Money down the drain

As water becomes scarcer and restrictions tighter, Club owners are leading a quiet revolution in saving millions of litres of the state's most precious resource.

When the Pacific Golf Club refurbished the men's toilets last year, Desert waterless urinals were installed and general manager Ray Smith yesterday said a recent audit made for 'mind blowing' reading.

In the first four months this year, the clubhouse used 745 kilolitres at a cost of $722. This compared with the first four months of 2005 when they used 3922 kilolitres at a cost of more than $4000.

'On that basis, we stand to save 12 million litres or 12 mega litres of water every year at a cost saving of $16,000. Nobody could say we are not doing our bit for the environment,' Mr Smith said.

'When the idea was pushed on me we worked on a basis of saving about 30,000 litres a year but these figures have certainly blown me away.

'I can pretty much assume that the difference would have been flushed away.

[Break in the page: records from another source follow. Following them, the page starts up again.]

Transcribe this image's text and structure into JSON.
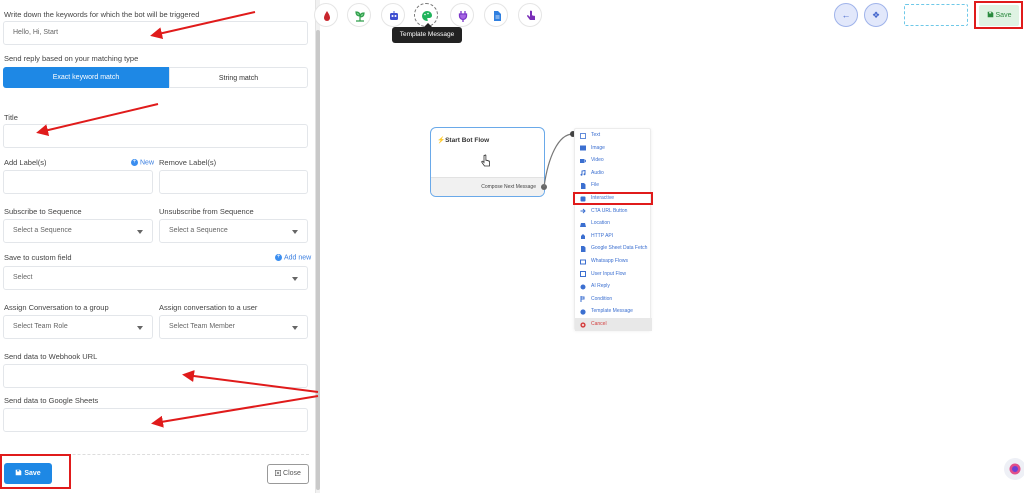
{
  "form": {
    "keywords_label": "Write down the keywords for which the bot will be triggered",
    "keywords_placeholder": "Hello, Hi, Start",
    "match_label": "Send reply based on your matching type",
    "match_options": [
      "Exact keyword match",
      "String match"
    ],
    "title_label": "Title",
    "add_labels": "Add Label(s)",
    "new_link": "New",
    "remove_labels": "Remove Label(s)",
    "subscribe_label": "Subscribe to Sequence",
    "unsubscribe_label": "Unsubscribe from Sequence",
    "select_sequence": "Select a Sequence",
    "custom_field_label": "Save to custom field",
    "add_new_link": "Add new",
    "select": "Select",
    "assign_group_label": "Assign Conversation to a group",
    "assign_user_label": "Assign conversation to a user",
    "select_team_role": "Select Team Role",
    "select_team_member": "Select Team Member",
    "webhook_label": "Send data to Webhook URL",
    "sheets_label": "Send data to Google Sheets",
    "save_button": "Save",
    "close_button": "Close"
  },
  "toolbar": {
    "tools": [
      "drop-icon",
      "plant-icon",
      "robot-icon",
      "palette-icon",
      "plug-icon",
      "document-icon",
      "hand-pointer-icon"
    ],
    "tooltip": "Template Message",
    "save_button": "Save"
  },
  "flow": {
    "start_title": "Start Bot Flow",
    "compose_label": "Compose Next Message"
  },
  "menu": {
    "items": [
      "Text",
      "Image",
      "Video",
      "Audio",
      "File",
      "Interactive",
      "CTA URL Button",
      "Location",
      "HTTP API",
      "Google Sheet Data Fetch",
      "Whatsapp Flows",
      "User Input Flow",
      "AI Reply",
      "Condition",
      "Template Message",
      "Cancel"
    ]
  },
  "colors": {
    "primary": "#1e88e5",
    "annotation_red": "#e01b1b",
    "save_green_bg": "#dff3e3"
  }
}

'We are looking at building dams but if everyone does what they can to save water you could only imagine how much water we could save.'

Musgrave Hill Bowls Club manager Brian Baldwin said the venue's average daily consumption of water had dropped by half since using the Desert system.

An Education Department spokesman said although it was too early to commit to a full roll out, waterless urinals were being trialled in about 10 state schools.

'The feedback is very positive and the trial has been going on for 12 months but we are still evaluating the water that is being saved and measuring it,' the spokesman said.

The State Government is planning a billion dollar spend on dams, pipelines, water treatment systems and at least one power guzzling desalination plant.

Excerpt from Courier Mail (Qld) article by Jason Gregory, 15 May 2006